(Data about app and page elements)

────────────────────

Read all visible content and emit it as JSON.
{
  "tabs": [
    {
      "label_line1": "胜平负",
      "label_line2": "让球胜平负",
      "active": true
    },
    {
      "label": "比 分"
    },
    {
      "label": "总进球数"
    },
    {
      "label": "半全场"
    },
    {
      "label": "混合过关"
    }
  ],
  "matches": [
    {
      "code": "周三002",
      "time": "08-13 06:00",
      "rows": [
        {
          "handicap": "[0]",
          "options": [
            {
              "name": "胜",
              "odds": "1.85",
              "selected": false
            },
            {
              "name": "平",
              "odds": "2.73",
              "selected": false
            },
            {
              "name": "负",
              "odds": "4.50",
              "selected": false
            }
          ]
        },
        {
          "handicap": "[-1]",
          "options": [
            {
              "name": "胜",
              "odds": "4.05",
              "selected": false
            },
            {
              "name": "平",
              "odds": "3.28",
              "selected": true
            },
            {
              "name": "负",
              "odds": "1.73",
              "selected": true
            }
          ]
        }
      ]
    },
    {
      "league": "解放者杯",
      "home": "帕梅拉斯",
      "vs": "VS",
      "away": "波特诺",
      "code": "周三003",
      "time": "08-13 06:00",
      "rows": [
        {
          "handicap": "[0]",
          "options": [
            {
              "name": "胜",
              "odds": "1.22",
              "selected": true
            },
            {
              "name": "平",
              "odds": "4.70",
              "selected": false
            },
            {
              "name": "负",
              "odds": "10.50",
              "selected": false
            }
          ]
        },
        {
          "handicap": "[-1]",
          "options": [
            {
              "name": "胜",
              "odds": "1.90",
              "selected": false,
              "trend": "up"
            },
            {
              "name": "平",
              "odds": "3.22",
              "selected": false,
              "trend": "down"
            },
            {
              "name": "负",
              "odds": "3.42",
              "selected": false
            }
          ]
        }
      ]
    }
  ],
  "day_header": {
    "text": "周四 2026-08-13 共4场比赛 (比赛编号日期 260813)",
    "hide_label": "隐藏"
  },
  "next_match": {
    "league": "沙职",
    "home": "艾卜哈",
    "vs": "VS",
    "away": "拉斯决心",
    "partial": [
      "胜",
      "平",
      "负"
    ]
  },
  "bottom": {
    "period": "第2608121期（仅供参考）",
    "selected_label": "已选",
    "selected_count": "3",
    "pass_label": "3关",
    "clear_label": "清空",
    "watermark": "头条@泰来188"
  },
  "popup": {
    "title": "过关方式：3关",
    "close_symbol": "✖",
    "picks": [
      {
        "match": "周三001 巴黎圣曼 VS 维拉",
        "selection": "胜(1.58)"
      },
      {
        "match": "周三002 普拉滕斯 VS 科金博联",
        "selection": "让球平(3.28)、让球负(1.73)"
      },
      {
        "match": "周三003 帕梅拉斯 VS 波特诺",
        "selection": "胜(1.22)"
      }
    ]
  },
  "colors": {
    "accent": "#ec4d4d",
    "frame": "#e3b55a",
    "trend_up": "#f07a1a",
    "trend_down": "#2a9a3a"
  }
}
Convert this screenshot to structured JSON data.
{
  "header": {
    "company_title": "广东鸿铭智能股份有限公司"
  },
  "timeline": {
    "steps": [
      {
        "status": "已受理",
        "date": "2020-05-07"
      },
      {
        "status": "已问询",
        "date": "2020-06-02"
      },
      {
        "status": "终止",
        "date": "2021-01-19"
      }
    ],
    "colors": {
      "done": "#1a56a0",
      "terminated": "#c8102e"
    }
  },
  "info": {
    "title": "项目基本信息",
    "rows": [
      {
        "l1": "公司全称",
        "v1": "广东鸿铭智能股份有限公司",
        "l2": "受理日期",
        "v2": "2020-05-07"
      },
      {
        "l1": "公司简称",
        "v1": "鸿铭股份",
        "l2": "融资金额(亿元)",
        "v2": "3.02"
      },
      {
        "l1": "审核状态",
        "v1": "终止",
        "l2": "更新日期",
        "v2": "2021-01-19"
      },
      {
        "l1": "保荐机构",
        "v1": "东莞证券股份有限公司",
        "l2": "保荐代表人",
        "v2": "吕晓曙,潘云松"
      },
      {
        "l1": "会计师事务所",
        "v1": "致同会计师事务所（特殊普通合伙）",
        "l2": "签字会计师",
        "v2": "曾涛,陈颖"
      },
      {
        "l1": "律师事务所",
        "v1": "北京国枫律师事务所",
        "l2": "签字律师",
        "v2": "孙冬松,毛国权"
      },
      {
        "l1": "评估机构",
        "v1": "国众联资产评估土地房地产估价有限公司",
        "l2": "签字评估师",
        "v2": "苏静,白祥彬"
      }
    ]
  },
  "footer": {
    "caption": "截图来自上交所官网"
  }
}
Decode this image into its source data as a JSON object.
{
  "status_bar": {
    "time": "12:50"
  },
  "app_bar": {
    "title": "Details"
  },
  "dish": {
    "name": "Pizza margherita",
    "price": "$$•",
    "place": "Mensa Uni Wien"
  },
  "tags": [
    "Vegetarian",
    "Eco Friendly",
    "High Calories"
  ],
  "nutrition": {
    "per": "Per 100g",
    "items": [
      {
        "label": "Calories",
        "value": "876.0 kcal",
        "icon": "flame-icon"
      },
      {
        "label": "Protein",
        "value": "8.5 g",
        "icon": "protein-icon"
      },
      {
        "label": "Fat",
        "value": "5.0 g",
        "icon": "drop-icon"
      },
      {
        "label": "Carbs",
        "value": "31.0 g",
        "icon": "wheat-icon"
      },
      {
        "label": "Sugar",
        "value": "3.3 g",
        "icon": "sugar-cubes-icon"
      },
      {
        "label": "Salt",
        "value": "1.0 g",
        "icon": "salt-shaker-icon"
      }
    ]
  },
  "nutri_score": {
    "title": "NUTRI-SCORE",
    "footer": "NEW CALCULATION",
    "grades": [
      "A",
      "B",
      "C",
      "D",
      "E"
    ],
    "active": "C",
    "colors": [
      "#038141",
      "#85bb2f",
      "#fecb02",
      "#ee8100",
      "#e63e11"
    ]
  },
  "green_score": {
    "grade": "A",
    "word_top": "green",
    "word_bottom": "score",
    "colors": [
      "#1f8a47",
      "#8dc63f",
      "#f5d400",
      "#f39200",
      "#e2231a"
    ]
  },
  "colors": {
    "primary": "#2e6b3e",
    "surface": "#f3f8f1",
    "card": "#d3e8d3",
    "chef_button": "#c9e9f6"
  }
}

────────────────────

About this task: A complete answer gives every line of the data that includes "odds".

Exercise response:
              "odds": "1.85",
              "odds": "2.73",
              "odds": "4.50",
              "odds": "4.05",
              "odds": "3.28",
              "odds": "1.73",
              "odds": "1.22",
              "odds": "4.70",
              "odds": "10.50",
              "odds": "1.90",
              "odds": "3.22",
              "odds": "3.42",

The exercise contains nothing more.